Towards the end of the apple orchards is a wooded area where you can go for a walk. If you time your visit during the changing of the leaves you can take in the great fall foliage and have fun with your photography.
Feed the goats & Get Lost in the Hay Maze
OK, I'm going to start by saying I'm not fans of petting zoos, or animal enclosures in general. Chudleighs does have a bunch of farm animals, and you can buy pellets to feed them. The animals look healthy and happy, the kids are thrilled so I'm not going to complain. I bought a few pellets, fed the goats, it was slimy but the goat seemed thankful.
There's also a full activities area for the kids, including a massive slide and hay maze. If you're taller than about 5'5 it's easy to look over the top of the maze, but that’s considered cheating right?
RECIPES FOR ALL YOUR APPLES
So now you've got freshly picked apples. What do you do with them?
Lucky for you I've got two friends that have just the answer for you!
Recipe 1 - Apple Blossoms
from Dan Hutchinson
My first friend, Dan, is from Toronto, and he's sharing a recipe for apple blossoms. I have to give credit to Dan, he's probably the greatest baker I know. Why? Because Dan believes in full fat butter, so I believe in him.
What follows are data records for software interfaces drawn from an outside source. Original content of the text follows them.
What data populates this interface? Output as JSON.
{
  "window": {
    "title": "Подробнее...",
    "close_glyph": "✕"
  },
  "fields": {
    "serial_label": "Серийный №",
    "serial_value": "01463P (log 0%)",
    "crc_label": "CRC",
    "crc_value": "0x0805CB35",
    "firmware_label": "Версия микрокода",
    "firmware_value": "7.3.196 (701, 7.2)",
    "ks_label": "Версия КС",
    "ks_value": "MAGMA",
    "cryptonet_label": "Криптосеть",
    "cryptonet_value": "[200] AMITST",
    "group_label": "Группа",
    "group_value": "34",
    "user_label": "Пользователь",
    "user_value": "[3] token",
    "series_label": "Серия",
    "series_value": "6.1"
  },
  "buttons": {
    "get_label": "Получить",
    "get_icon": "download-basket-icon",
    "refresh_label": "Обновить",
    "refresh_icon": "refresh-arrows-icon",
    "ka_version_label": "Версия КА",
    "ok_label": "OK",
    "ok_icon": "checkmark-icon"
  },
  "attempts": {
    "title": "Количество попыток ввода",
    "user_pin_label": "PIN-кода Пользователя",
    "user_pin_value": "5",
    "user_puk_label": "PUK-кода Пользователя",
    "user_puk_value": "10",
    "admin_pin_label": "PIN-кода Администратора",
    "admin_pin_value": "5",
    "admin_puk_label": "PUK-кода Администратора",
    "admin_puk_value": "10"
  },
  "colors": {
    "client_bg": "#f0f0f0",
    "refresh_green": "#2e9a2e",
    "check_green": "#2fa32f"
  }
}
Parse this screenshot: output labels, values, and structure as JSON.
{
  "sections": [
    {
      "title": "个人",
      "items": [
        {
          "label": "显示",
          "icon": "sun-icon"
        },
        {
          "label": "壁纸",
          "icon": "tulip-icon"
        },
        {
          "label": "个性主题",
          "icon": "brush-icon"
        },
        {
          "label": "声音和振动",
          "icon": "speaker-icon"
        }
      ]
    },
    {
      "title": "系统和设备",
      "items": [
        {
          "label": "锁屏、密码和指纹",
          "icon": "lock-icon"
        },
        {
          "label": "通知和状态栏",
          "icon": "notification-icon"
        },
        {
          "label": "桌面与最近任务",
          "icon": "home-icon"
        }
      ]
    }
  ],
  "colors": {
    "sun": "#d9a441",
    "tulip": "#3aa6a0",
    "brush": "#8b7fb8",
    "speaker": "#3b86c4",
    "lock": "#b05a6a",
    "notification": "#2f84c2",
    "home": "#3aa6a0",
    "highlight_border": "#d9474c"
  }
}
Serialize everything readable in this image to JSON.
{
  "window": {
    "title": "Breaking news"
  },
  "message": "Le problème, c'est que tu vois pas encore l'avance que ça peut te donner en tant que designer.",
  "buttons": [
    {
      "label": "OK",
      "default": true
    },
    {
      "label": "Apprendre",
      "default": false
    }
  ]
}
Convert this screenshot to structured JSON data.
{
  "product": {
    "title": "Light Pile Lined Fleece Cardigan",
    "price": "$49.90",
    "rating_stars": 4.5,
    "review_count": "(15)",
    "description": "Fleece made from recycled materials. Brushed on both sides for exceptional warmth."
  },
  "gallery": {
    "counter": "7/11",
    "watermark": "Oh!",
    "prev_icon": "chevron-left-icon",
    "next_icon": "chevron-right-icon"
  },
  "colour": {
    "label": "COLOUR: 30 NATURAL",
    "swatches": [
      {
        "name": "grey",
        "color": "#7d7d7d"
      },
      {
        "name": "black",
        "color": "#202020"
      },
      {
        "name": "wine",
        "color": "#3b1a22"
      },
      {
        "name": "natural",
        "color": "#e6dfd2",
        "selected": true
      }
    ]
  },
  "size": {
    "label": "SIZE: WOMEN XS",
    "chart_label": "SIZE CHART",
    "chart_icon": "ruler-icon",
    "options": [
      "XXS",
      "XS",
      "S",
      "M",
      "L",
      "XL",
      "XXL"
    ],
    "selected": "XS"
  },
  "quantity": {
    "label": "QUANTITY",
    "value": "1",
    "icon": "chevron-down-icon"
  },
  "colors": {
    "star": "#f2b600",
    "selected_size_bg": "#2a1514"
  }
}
The food photos below are from Dan and show his process. The apple blossoms are based on a dough recipe passed down from his mom and his own experience perfecting it.
Step 1 - Make the galette dough
1 cup all purpose flour
1/2 tsp sugar
pinch of salt
1/2 cup butter, chilled
1/4 cup ice water
Blend dry ingredients together with pastry cutter. Add in water. Knead slightly. Shape in to a disk, wrap it up and chill for at least 30 minutes.
Step 2 - Make the apple filling
about three apples (ideally crisp, slightly tart apples like: Macintosh, Cortland or Northern Spy)
butter for the sauté
brown sugar - as much as you want for desired sweetness, roughly 1/4 cup
Spice mix: 2 tsp of cinnamon, 2 tsp of nutmeg and a few cloves
Peel and finely cube apples. Sauté in a pan with butter, brown sugar and spices till apples are softened a little.
Step 3 - Build the apple blossom
Roll the dough and cut in to 5-6” circles. Layer on the filling & wrap up the edges. Sprinkle with sugar.
Bake at 425 degrees for 25-30 min or golden brown. Serve on fancy chinaware.
Recipe 2 - Vegan Apple Crisp
From Shelly Reiter
My second recipe is for vegan apple crisp and it comes from my childhood friend Shelly. She’s my go-to for vegan meal inspirations. Now I know that all my food write-ups are far from being vegan friendly, but when I'm at home I actually try to incorporate it into my diet as much as possible.
Shelly has vegan recipes that are not only good for you but taste good too. Her vegan food blog, Simply Shelly, is great for yummy vegan dishes.
Check out her recipe for vegan apple crisp on Simply Shelly.
Chudleigh’s Apple Farm Directions, Hours & ADMISSION COST
Chudleigh’s Hours (2018)
Monday – 10am-5pm
$15.00 Per Person
$12.00 Per Additional/Seniors
$52.00 Per Family of 4
Children 3 and under are free.
Cost for apples is extra.